App and web page records:
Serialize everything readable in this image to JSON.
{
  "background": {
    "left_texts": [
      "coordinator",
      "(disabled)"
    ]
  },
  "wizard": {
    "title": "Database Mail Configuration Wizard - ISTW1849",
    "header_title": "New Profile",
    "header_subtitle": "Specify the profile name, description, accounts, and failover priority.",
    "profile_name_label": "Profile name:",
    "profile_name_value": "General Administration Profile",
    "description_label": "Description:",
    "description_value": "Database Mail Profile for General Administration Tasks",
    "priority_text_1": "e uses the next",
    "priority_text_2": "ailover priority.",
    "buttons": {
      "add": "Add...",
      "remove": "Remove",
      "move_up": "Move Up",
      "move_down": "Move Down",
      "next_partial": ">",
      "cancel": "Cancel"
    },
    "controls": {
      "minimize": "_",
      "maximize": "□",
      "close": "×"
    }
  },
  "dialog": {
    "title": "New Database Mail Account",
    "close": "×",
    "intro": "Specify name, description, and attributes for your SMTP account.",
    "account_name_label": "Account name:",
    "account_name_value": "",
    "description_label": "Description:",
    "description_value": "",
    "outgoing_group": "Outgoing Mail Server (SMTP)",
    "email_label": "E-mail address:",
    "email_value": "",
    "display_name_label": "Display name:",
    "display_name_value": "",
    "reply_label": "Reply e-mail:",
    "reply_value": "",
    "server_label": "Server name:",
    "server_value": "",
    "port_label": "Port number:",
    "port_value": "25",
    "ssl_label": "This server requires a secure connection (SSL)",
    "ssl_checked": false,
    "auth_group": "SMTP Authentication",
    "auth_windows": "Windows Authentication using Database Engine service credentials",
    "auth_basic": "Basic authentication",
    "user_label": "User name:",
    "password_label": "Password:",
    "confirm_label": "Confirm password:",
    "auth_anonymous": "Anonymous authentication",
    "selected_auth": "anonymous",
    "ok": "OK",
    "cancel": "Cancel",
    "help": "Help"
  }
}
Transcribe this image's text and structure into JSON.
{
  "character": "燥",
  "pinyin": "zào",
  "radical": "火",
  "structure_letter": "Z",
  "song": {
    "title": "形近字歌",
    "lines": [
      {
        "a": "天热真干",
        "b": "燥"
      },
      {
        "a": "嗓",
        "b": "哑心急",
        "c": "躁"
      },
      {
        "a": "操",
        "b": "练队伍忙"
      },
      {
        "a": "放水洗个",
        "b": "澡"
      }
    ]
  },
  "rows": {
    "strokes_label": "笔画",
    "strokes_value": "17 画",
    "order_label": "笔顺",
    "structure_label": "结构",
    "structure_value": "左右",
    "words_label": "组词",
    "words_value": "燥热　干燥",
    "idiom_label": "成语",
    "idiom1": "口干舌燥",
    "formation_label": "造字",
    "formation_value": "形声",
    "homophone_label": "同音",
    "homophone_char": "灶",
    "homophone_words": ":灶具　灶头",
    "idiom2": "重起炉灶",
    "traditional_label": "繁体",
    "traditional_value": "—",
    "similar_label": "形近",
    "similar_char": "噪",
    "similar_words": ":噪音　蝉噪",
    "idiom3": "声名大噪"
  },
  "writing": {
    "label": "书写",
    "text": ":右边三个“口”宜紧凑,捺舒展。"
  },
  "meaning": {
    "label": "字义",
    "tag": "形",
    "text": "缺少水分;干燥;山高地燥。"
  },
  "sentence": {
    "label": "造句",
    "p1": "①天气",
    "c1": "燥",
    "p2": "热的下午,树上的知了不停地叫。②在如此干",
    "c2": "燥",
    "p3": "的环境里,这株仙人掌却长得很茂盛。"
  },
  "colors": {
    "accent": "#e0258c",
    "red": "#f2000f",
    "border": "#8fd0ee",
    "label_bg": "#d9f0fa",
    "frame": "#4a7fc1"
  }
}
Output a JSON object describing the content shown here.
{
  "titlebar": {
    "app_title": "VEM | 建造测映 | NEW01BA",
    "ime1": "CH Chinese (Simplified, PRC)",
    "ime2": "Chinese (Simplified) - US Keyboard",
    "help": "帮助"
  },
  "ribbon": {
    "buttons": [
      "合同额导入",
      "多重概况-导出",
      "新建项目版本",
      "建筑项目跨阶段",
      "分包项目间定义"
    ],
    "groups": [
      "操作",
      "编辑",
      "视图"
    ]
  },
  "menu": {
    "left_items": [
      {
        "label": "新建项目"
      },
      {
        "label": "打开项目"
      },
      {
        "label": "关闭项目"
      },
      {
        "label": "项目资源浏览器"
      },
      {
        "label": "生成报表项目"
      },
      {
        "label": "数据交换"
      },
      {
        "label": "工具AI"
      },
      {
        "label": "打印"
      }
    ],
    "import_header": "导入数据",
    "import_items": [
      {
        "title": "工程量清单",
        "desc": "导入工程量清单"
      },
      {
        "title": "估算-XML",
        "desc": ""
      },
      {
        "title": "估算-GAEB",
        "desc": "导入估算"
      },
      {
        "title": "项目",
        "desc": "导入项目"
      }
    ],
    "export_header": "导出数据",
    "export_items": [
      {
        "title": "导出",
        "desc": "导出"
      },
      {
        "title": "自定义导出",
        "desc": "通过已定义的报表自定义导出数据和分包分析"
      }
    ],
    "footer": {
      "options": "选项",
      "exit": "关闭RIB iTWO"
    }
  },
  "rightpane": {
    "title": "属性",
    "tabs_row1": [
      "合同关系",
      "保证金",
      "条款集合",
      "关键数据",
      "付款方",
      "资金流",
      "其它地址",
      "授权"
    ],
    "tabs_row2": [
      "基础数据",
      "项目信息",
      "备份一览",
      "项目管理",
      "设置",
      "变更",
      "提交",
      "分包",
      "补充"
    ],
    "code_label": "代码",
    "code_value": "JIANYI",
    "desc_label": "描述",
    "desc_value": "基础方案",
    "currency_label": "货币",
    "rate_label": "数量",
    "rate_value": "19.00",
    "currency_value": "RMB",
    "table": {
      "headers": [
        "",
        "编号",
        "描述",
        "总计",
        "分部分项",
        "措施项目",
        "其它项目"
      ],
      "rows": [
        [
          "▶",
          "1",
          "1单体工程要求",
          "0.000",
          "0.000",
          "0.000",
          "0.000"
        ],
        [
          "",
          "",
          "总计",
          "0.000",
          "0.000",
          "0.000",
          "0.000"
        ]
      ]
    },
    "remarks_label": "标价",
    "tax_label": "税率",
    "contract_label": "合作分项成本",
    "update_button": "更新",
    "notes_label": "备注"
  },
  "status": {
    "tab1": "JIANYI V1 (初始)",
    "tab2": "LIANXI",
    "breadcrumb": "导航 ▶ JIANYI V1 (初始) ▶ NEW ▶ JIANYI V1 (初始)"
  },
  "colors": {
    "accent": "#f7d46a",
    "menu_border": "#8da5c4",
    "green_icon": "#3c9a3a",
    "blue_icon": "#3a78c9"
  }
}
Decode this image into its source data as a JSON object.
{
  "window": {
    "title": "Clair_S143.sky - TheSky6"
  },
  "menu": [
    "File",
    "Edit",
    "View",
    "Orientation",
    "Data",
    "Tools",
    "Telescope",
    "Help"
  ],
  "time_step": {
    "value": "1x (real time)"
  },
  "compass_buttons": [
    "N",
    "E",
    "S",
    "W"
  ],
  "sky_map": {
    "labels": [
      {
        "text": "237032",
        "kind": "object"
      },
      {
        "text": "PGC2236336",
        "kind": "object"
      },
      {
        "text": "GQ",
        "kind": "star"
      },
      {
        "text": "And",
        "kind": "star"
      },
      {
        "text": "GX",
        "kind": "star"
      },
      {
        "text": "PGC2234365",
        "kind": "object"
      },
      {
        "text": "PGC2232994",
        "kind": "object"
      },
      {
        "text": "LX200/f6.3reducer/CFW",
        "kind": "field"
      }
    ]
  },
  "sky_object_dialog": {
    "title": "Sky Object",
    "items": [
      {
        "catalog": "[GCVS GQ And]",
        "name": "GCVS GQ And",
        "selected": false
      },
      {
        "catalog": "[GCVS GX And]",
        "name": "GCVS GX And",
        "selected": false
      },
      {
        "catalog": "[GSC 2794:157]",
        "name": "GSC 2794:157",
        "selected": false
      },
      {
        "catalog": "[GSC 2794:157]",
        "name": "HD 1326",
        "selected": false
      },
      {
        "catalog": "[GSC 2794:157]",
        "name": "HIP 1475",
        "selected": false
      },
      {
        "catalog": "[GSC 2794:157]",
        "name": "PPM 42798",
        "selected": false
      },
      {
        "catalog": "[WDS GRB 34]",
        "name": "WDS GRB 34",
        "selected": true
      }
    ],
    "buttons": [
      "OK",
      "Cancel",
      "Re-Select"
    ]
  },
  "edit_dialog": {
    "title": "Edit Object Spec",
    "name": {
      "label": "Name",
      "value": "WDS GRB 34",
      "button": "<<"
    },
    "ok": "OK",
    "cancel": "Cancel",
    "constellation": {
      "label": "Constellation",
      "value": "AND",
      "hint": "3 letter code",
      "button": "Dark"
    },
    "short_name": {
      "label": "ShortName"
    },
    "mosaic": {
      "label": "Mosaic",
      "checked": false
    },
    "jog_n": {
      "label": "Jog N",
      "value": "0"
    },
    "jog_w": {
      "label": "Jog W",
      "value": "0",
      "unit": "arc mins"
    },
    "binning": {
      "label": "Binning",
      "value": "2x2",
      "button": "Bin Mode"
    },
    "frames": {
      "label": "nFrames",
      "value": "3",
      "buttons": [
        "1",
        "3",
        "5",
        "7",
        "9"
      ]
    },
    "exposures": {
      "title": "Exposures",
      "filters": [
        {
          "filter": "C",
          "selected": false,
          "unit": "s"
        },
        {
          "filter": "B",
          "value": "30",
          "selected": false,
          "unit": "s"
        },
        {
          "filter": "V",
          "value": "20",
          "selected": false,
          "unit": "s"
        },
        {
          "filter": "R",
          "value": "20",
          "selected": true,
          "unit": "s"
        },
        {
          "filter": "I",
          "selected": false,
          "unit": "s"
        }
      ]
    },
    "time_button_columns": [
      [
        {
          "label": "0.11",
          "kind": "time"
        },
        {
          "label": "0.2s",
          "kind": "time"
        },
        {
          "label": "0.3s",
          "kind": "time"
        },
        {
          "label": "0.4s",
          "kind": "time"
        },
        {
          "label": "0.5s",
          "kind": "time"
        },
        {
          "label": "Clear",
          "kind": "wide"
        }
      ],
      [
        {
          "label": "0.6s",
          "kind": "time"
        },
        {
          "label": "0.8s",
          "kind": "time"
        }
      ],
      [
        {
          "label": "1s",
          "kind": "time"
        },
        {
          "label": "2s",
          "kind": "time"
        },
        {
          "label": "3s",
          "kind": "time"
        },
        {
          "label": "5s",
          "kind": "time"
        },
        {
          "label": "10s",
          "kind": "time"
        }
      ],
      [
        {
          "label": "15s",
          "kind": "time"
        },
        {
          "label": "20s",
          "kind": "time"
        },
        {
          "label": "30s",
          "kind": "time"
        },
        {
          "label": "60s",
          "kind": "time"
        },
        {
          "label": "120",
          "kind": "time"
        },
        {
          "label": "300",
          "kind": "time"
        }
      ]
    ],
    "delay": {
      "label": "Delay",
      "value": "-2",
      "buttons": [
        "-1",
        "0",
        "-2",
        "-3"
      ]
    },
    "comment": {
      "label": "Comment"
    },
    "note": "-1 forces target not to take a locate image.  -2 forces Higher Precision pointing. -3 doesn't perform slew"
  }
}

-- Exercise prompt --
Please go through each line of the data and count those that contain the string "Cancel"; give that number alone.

-- Result below --
4